  3. Somewhere the ActionController internals set a session cookie on the domain "example.com" -- even though this before_filter redirects BEFORE any code tries to touch the session. (Perhaps this is an artifact of using CookieStore.)
  4. The browser stores the session cookie for example.com, the follows the redirect to www.example.com, sending that cookie (which is basically an empty session at this point).
  5. The user logs in. The Rails app sets stuff in the session and returns a response that sets the new session cookie with the new session, for www.example.com.
  6. The browser now has two session cookies: One not-logged-in one for example.com, and one logged-in one for www.example.com.
  7. The next page load is where the problems start...
On Safari, Chrome, and Firefox, the next page load, on www.example.com, only sends the session cookie that is for www.example.com...and all is well. However, on Internet Explorer (tested on IE8 and IE9 beta), the browser sends BOTH session cookies, which both have the same name. In my observation, Rails always choose the first one, which is always the LEAST specific one - the one for example.com. Now, even though the user just logged in, he is not logged in.

I don't know what the HTTP RFC for user agents says about this, but I am just gonna go ahead and call this in IE bug. According to an MSDN FAQ about IE's cookie-handling, IE is different than other browsers, and they're just fine with that (see Q3 on that page). Also see Q1 where they say they don't even try to support the RFC for cookies.

Similar problems have been documented on the web. I read somewhere that if your Rails app redirects before touching the session, that you won't have this problem. That's not the case for me, but I suspect that may have to do with using CookieStore. I can imagine that CookieStore touches the session by reading it when it comes time to generate the cookie, and that this gets triggered even after a redirect.

Redirect with Nginx

Since I could not get Rails to NOT set a cookie for example.com, I decided I would do this redirect in nginx. There are plenty of examples on the web about redirecting example.com to www.example.com, or vice-versa. However, most of them don't work for my needs for one particular reason: virtual hosts.

In my scenario, I can't redirect ALL requests to non-www subdomains to the www-subdomain, because I have other virtual hosts on specific sub-domains that should not be re-routed. However, I can't simply enumerate the ones that I want redirected, since that is meant to be a catch-all.

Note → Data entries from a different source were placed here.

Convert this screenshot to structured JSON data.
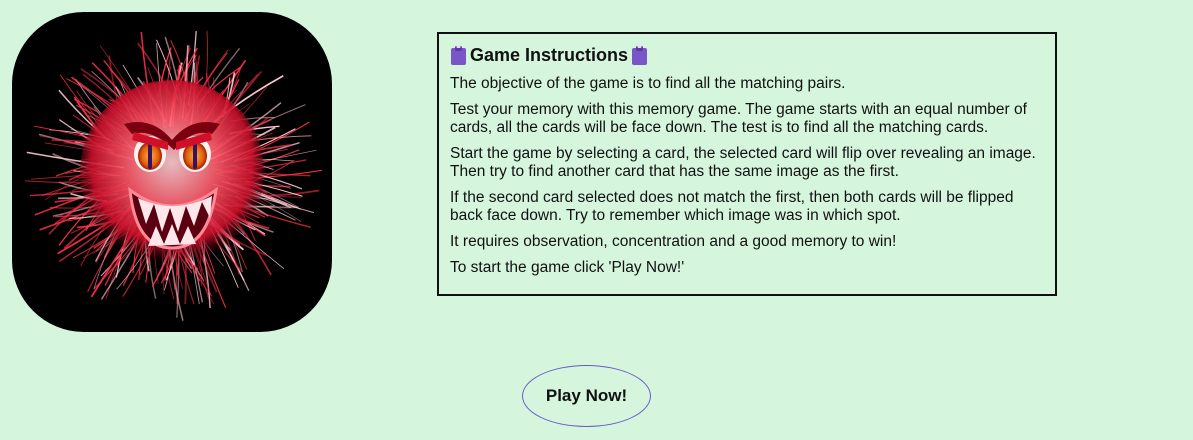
{
  "monster": {
    "icon": "furry-red-monster-icon",
    "background_color": "#000000"
  },
  "instructions": {
    "title": "Game Instructions",
    "icon": "clipboard-icon",
    "icon_color": "#7a55c8",
    "paragraphs": [
      "The objective of the game is to find all the matching pairs.",
      "Test your memory with this memory game. The game starts with an equal number of cards, all the cards will be face down. The test is to find all the matching cards.",
      "Start the game by selecting a card, the selected card will flip over revealing an image. Then try to find another card that has the same image as the first.",
      "If the second card selected does not match the first, then both cards will be flipped back face down. Try to remember which image was in which spot.",
      "It requires observation, concentration and a good memory to win!",
      "To start the game click 'Play Now!'"
    ]
  },
  "play_button": {
    "label": "Play Now!",
    "border_color": "#6a5acd"
  },
  "colors": {
    "page_background": "#d5f5dd",
    "monster_red": "#e8283c"
  }
}
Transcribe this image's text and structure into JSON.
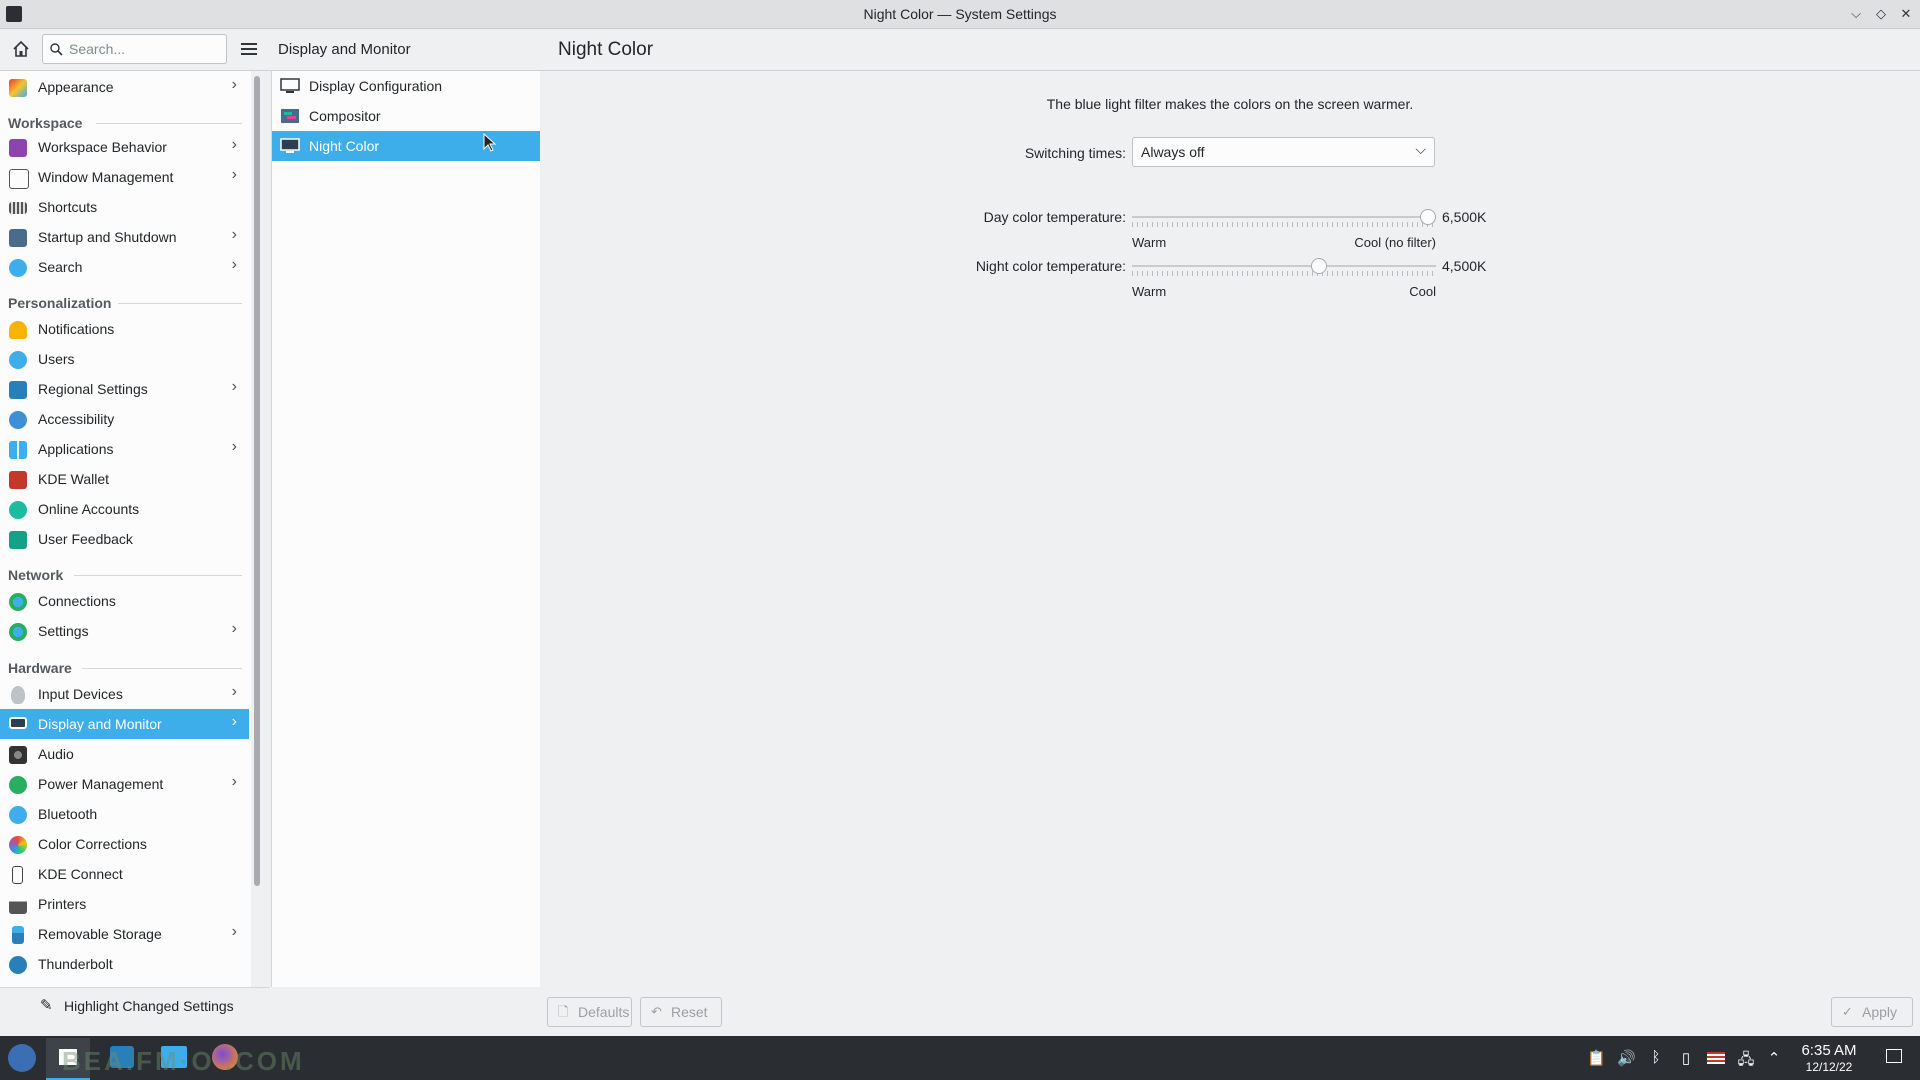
{
  "window": {
    "title": "Night Color — System Settings"
  },
  "header": {
    "search_placeholder": "Search...",
    "section_title": "Display and Monitor",
    "page_title": "Night Color"
  },
  "sidebar": {
    "appearance": "Appearance",
    "workspace_header": "Workspace",
    "workspace": [
      "Workspace Behavior",
      "Window Management",
      "Shortcuts",
      "Startup and Shutdown",
      "Search"
    ],
    "personalization_header": "Personalization",
    "personalization": [
      "Notifications",
      "Users",
      "Regional Settings",
      "Accessibility",
      "Applications",
      "KDE Wallet",
      "Online Accounts",
      "User Feedback"
    ],
    "network_header": "Network",
    "network": [
      "Connections",
      "Settings"
    ],
    "hardware_header": "Hardware",
    "hardware": [
      "Input Devices",
      "Display and Monitor",
      "Audio",
      "Power Management",
      "Bluetooth",
      "Color Corrections",
      "KDE Connect",
      "Printers",
      "Removable Storage",
      "Thunderbolt"
    ],
    "highlight_button": "Highlight Changed Settings"
  },
  "subpages": [
    "Display Configuration",
    "Compositor",
    "Night Color"
  ],
  "content": {
    "description": "The blue light filter makes the colors on the screen warmer.",
    "switching_label": "Switching times:",
    "switching_value": "Always off",
    "day_label": "Day color temperature:",
    "day_value": "6,500K",
    "day_min_label": "Warm",
    "day_max_label": "Cool (no filter)",
    "day_level": 1.0,
    "night_label": "Night color temperature:",
    "night_value": "4,500K",
    "night_min_label": "Warm",
    "night_max_label": "Cool",
    "night_level": 0.62
  },
  "footer": {
    "defaults": "Defaults",
    "reset": "Reset",
    "apply": "Apply"
  },
  "taskbar": {
    "time": "6:35 AM",
    "date": "12/12/22",
    "watermark": "BEA.FM·O .COM"
  },
  "colors": {
    "selection": "#3daee9",
    "taskbar": "#2a2e32"
  }
}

Rather than try to maintain a regular expression that matches all subdomains except the ones I setup virtual hosts on, I decided to just test the hostname inside the default virtual host, as shown in the conclusion section below. This way, specific subdomains get routed to the right virtual host, anything else gets routed to the www.example.com virtual host, and within that one, anything that isn't www.example.com gets redirected to www.example.com.


The final solution: this nginx config mockup shows how I can have specific subdomains handled by their virtual hosts, and everything else redirected to the www subdomain.

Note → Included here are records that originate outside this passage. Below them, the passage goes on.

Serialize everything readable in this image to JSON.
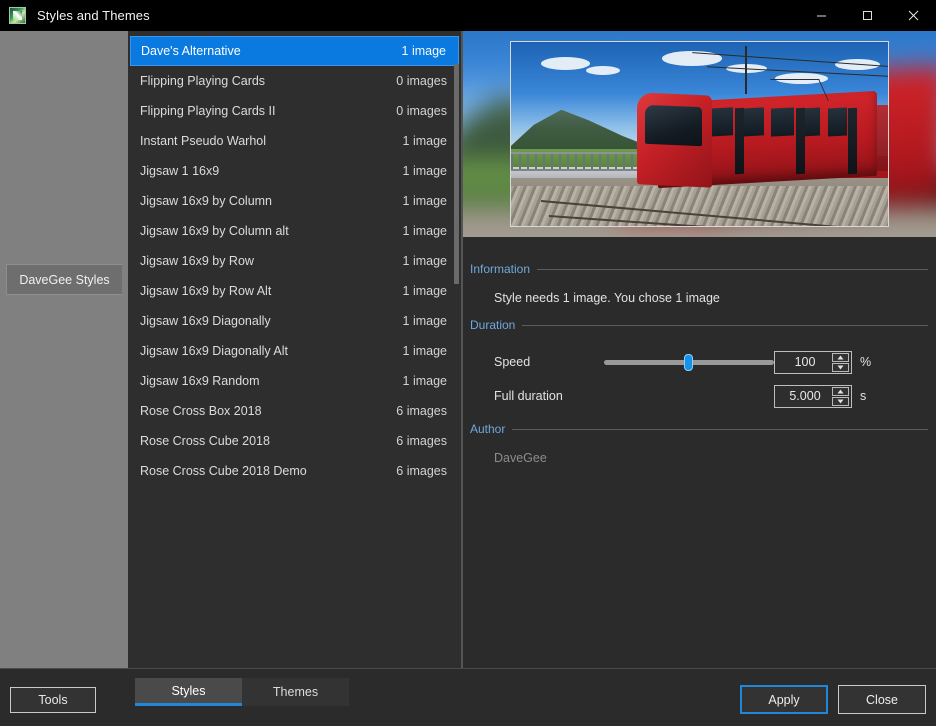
{
  "window": {
    "title": "Styles and Themes",
    "icon": "app-icon",
    "controls": {
      "minimize": "minimize-icon",
      "maximize": "maximize-icon",
      "close": "close-icon"
    }
  },
  "sidebar": {
    "tab_label": "DaveGee Styles"
  },
  "style_list": {
    "items": [
      {
        "name": "Dave's Alternative",
        "count": "1 image",
        "selected": true
      },
      {
        "name": "Flipping Playing Cards",
        "count": "0 images",
        "selected": false
      },
      {
        "name": "Flipping Playing Cards II",
        "count": "0 images",
        "selected": false
      },
      {
        "name": "Instant Pseudo Warhol",
        "count": "1 image",
        "selected": false
      },
      {
        "name": "Jigsaw 1 16x9",
        "count": "1 image",
        "selected": false
      },
      {
        "name": "Jigsaw 16x9 by Column",
        "count": "1 image",
        "selected": false
      },
      {
        "name": "Jigsaw 16x9 by Column alt",
        "count": "1 image",
        "selected": false
      },
      {
        "name": "Jigsaw 16x9 by Row",
        "count": "1 image",
        "selected": false
      },
      {
        "name": "Jigsaw 16x9 by Row Alt",
        "count": "1 image",
        "selected": false
      },
      {
        "name": "Jigsaw 16x9 Diagonally",
        "count": "1 image",
        "selected": false
      },
      {
        "name": "Jigsaw 16x9 Diagonally Alt",
        "count": "1 image",
        "selected": false
      },
      {
        "name": "Jigsaw 16x9 Random",
        "count": "1 image",
        "selected": false
      },
      {
        "name": "Rose Cross Box 2018",
        "count": "6 images",
        "selected": false
      },
      {
        "name": "Rose Cross Cube 2018",
        "count": "6 images",
        "selected": false
      },
      {
        "name": "Rose Cross Cube 2018 Demo",
        "count": "6 images",
        "selected": false
      }
    ]
  },
  "preview": {
    "image_description": "red tram on railway tracks with mountain landscape"
  },
  "information": {
    "title": "Information",
    "text": "Style needs 1 image. You chose 1 image"
  },
  "duration": {
    "title": "Duration",
    "speed_label": "Speed",
    "speed_value": "100",
    "speed_unit": "%",
    "speed_percent": 50,
    "full_duration_label": "Full duration",
    "full_duration_value": "5.000",
    "full_duration_unit": "s"
  },
  "author": {
    "title": "Author",
    "name": "DaveGee"
  },
  "bottom": {
    "tools_label": "Tools",
    "tabs": [
      {
        "label": "Styles",
        "active": true
      },
      {
        "label": "Themes",
        "active": false
      }
    ],
    "apply_label": "Apply",
    "close_label": "Close"
  },
  "colors": {
    "accent_blue": "#0a7ae0",
    "section_header_blue": "#6fa8dc",
    "window_bg": "#2b2b2b",
    "sidebar_gray": "#808080"
  }
}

Antti said...

Thanks a lot for posting this! Helped me to undestand why only certain users had login issues at our site!

Anonymous said...

My god I hate Microsoft. Thanks for this, helped me understand a broken site.